Description of the task ▸ In the data, extract each line that holds the string "explain".
BEGIN
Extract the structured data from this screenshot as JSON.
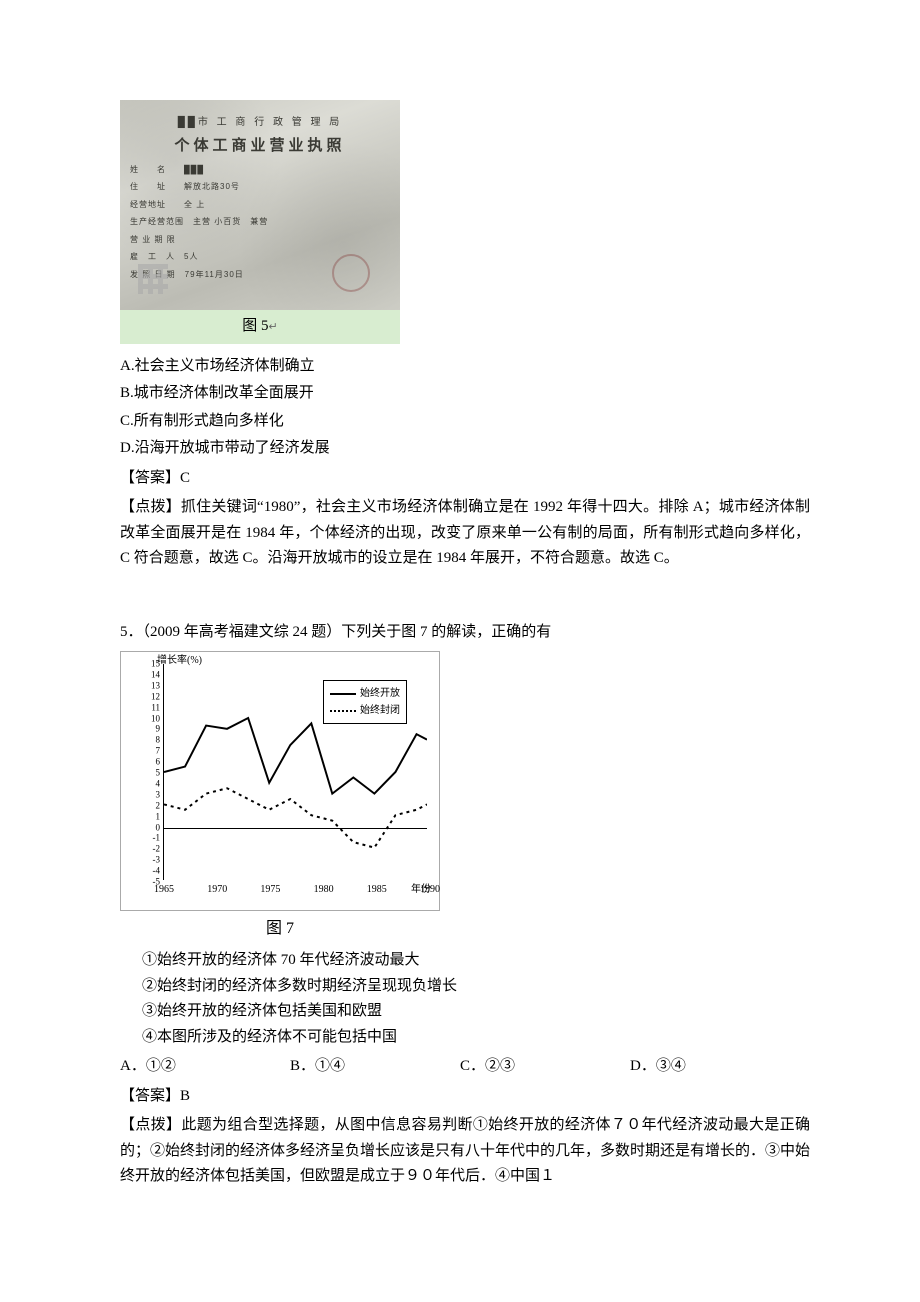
{
  "figure5": {
    "license": {
      "line1": "██市 工 商 行 政 管 理 局",
      "line2": "个体工商业营业执照",
      "rows": [
        "姓　　名　　███",
        "住　　址　　解放北路30号",
        "经营地址　　全 上",
        "生产经营范围　主营 小百货　兼营",
        "营 业 期 限",
        "雇　工　人　5人",
        "发 照 日 期　79年11月30日"
      ]
    },
    "caption": "图 5",
    "caption_ret": "↵"
  },
  "q4": {
    "options": {
      "A": "A.社会主义市场经济体制确立",
      "B": "B.城市经济体制改革全面展开",
      "C": "C.所有制形式趋向多样化",
      "D": "D.沿海开放城市带动了经济发展"
    },
    "answer": "【答案】C",
    "explain": "【点拨】抓住关键词“1980”，社会主义市场经济体制确立是在 1992 年得十四大。排除 A；城市经济体制改革全面展开是在 1984 年，个体经济的出现，改变了原来单一公有制的局面，所有制形式趋向多样化，C 符合题意，故选 C。沿海开放城市的设立是在 1984 年展开，不符合题意。故选 C。"
  },
  "q5": {
    "stem": "5．（2009 年高考福建文综 24 题）下列关于图 7 的解读，正确的有",
    "chart_caption": "图 7",
    "sub": {
      "1": "①始终开放的经济体 70 年代经济波动最大",
      "2": "②始终封闭的经济体多数时期经济呈现现负增长",
      "3": "③始终开放的经济体包括美国和欧盟",
      "4": "④本图所涉及的经济体不可能包括中国"
    },
    "choices": {
      "A": "A．①②",
      "B": "B．①④",
      "C": "C．②③",
      "D": "D．③④"
    },
    "answer": "【答案】B",
    "explain": "【点拨】此题为组合型选择题，从图中信息容易判断①始终开放的经济体７０年代经济波动最大是正确的；②始终封闭的经济体多经济呈负增长应该是只有八十年代中的几年，多数时期还是有增长的．③中始终开放的经济体包括美国，但欧盟是成立于９０年代后．④中国１"
  },
  "chart_data": {
    "type": "line",
    "title": "",
    "xlabel": "年份",
    "ylabel": "增长率(%)",
    "xlim": [
      1965,
      1990
    ],
    "ylim": [
      -5,
      15
    ],
    "x_ticks": [
      1965,
      1970,
      1975,
      1980,
      1985,
      1990
    ],
    "y_ticks": [
      -5,
      -4,
      -3,
      -2,
      -1,
      0,
      1,
      2,
      3,
      4,
      5,
      6,
      7,
      8,
      9,
      10,
      11,
      12,
      13,
      14,
      15
    ],
    "legend": [
      "始终开放",
      "始终封闭"
    ],
    "series": [
      {
        "name": "始终开放",
        "style": "solid",
        "x": [
          1965,
          1967,
          1969,
          1971,
          1973,
          1975,
          1977,
          1979,
          1981,
          1983,
          1985,
          1987,
          1989,
          1990
        ],
        "y": [
          5.0,
          5.5,
          9.3,
          9.0,
          10.0,
          4.0,
          7.5,
          9.5,
          3.0,
          4.5,
          3.0,
          5.0,
          8.5,
          8.0
        ]
      },
      {
        "name": "始终封闭",
        "style": "dotted",
        "x": [
          1965,
          1967,
          1969,
          1971,
          1973,
          1975,
          1977,
          1979,
          1981,
          1983,
          1985,
          1987,
          1989,
          1990
        ],
        "y": [
          2.0,
          1.5,
          3.0,
          3.5,
          2.5,
          1.5,
          2.5,
          1.0,
          0.5,
          -1.5,
          -2.0,
          1.0,
          1.5,
          2.0
        ]
      }
    ]
  }
}
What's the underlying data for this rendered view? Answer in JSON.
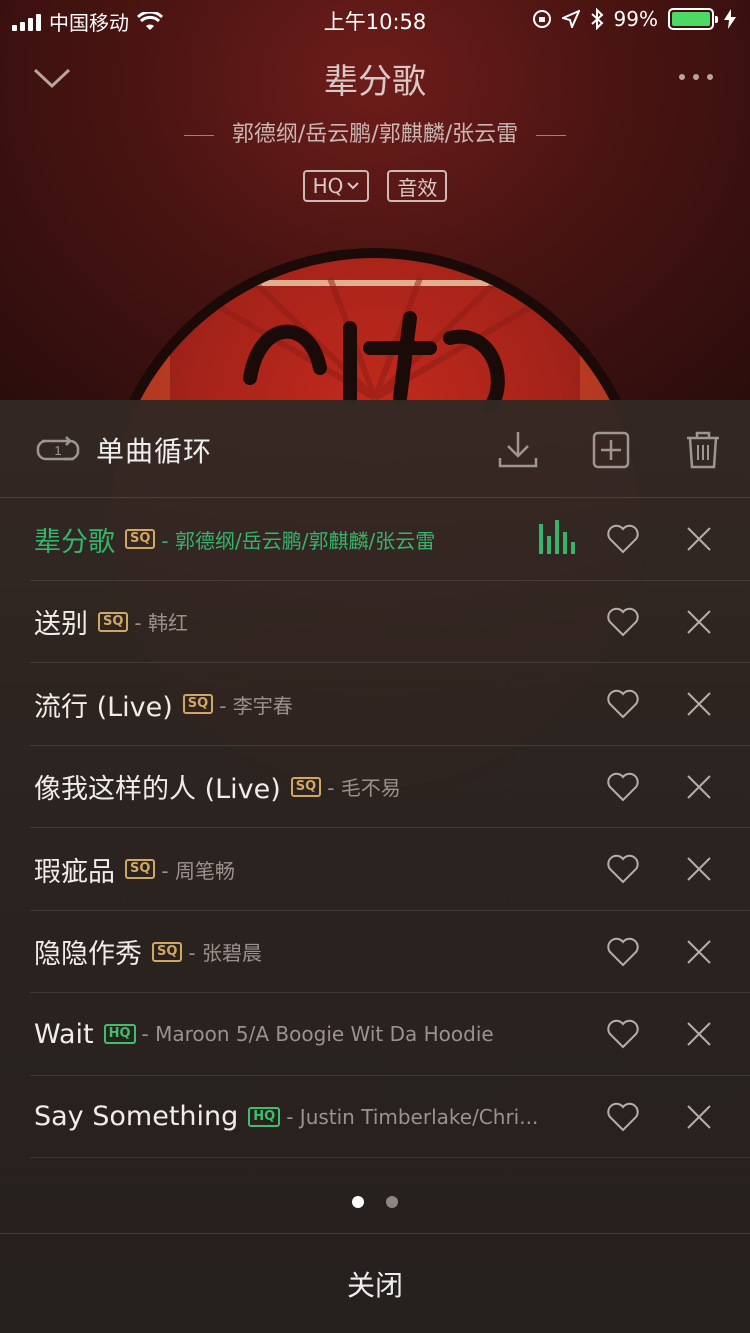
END
Answer to this problem ▸
    "explain": "【点拨】抓住关键词“1980”，社会主义市场经济体制确立是在 1992 年得十四大。排除 A；城市经济体制改革全面展开是在 1984 年，个体经济的出现，改变了原来单一公有制的局面，所有制形式趋向多样化，C 符合题意，故选 C。沿海开放城市的设立是在 1984 年展开，不符合题意。故选 C。"
    "explain": "【点拨】此题为组合型选择题，从图中信息容易判断①始终开放的经济体７０年代经济波动最大是正确的；②始终封闭的经济体多经济呈负增长应该是只有八十年代中的几年，多数时期还是有增长的．③中始终开放的经济体包括美国，但欧盟是成立于９０年代后．④中国１"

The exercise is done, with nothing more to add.